• _INPUT DATA_:
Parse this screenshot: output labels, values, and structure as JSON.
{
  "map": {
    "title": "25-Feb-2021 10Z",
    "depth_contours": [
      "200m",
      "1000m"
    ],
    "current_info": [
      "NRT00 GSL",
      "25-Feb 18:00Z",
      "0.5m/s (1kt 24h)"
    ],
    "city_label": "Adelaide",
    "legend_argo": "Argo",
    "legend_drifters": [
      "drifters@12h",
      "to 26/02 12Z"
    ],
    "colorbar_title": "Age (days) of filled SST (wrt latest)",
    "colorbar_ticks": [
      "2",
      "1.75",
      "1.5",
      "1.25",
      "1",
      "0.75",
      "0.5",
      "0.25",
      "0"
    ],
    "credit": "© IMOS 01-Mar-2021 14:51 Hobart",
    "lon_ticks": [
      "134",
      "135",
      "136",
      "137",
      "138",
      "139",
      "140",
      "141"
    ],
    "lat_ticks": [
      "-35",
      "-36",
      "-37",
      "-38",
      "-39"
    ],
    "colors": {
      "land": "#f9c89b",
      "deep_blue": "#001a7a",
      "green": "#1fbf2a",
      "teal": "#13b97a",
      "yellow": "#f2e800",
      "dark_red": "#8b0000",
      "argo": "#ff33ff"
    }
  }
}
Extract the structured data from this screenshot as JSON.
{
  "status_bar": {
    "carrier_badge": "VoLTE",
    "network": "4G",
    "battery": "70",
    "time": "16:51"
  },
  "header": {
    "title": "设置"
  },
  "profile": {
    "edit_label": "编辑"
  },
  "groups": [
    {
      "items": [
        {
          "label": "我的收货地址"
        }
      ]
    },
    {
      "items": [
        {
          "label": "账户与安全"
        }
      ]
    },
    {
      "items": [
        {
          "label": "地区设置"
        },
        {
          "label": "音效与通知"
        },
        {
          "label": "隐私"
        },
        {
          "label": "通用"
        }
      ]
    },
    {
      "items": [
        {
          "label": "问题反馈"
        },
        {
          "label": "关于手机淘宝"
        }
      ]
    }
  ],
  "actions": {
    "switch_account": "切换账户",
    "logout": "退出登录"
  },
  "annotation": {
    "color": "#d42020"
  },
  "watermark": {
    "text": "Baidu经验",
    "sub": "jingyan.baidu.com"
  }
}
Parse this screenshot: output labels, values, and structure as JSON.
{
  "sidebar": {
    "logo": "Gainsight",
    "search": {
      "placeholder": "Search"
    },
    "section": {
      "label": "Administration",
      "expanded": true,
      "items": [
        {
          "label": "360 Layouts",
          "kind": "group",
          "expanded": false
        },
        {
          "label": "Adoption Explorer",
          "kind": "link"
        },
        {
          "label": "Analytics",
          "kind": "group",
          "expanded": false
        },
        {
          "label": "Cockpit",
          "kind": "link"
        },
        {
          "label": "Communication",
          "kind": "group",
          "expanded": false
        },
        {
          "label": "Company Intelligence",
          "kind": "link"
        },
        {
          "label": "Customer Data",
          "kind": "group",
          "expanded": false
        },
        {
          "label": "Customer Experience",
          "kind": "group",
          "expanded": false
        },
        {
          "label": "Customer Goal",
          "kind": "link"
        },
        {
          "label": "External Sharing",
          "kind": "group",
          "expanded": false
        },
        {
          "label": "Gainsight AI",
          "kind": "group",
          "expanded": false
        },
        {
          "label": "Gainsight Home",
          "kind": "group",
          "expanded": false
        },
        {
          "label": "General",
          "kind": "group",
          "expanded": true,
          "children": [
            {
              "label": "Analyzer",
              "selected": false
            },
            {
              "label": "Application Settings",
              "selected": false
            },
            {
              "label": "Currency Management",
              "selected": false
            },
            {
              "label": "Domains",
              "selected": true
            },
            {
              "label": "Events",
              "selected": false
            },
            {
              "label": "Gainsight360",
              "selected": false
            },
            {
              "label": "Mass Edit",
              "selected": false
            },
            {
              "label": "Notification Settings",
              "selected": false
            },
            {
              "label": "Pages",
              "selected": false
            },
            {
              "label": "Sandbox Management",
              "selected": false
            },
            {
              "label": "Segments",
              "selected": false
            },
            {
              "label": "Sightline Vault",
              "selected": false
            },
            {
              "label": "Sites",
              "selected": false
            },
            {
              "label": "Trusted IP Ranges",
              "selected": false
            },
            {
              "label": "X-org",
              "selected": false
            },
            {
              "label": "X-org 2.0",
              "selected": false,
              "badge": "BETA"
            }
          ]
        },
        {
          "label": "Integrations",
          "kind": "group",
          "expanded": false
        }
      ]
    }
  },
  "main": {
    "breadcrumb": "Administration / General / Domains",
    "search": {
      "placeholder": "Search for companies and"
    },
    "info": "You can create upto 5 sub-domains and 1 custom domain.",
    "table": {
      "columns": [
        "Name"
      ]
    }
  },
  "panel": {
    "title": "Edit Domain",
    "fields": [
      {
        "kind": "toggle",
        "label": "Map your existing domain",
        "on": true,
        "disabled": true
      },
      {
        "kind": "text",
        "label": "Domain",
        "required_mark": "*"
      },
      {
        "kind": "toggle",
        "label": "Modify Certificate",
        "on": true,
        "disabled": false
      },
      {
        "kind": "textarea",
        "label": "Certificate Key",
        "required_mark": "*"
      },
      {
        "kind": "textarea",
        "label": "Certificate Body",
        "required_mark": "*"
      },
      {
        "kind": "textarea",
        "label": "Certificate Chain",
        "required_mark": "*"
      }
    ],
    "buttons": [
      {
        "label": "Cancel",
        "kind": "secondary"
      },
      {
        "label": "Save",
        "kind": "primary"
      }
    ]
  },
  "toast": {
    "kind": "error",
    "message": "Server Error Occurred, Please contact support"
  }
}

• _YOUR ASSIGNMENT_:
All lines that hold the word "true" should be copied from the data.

• _TASK SOLUTION_:
      "expanded": true,
          "expanded": true,
              "selected": true
        "on": true,
        "disabled": true
        "on": true,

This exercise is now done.